The 4% drop from last year’s payout has been put down to fewer people working in the financial sector – but, according to an estimate by the CEBR, there are still 100,000 workers, each of whom stand to receive about £70,000. More, actually, considering support staff like PAs and cleaners, who will get a fraction of that figure, are counted among that estimate. And as the sector recovers, that pot is expected to grow, reaching £7.4bn next year, £7.8bn in 2012, £8.8bn in 2013 and nearly £10bn in 2014.
But those anticipating disparaging headlines may be disappointed, because thanks to the Government’s 50% tax on incomes over £150,000, the state stands to reap more from the City’s rewards than its workers do, raking in about £4.1bn and leaving employees with just £3.8bn. It’s still not exactly a pittance – but given the number of hours bankers tend to put in, we doubt they’ll see it that way.

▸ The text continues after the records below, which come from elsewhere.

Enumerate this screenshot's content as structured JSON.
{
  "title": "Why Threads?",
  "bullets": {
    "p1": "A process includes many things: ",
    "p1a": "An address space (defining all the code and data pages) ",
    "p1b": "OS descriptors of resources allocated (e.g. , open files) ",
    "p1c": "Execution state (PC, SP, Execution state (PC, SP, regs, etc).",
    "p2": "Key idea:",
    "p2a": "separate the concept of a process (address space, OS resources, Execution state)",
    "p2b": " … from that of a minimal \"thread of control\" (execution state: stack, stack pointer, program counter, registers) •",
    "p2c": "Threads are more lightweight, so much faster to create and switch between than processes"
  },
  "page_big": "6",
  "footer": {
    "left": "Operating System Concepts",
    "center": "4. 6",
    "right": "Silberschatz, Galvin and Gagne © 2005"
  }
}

Meanwhile, RBS chairman Sir Philip Hampton has been increasing his popularity among employees by pointing out that some of them probably aren’t worth their bonuses. At a conference about restoring trust in the industry (but not, clearly, in himself) at Mansion House yesterday, he told delegates that while cutting pay and bonuses would mean the bank loses some of its best staff, ‘I’m sure that we’re paying many people who aren’t worth it’. Nice.
That said, banks aren’t happy with the bonus tax situation, and those who aren’t talking about moving off-shore are looking at other ways to side-step it. So it looks like this new-found boost for taxpayers may be short-lived.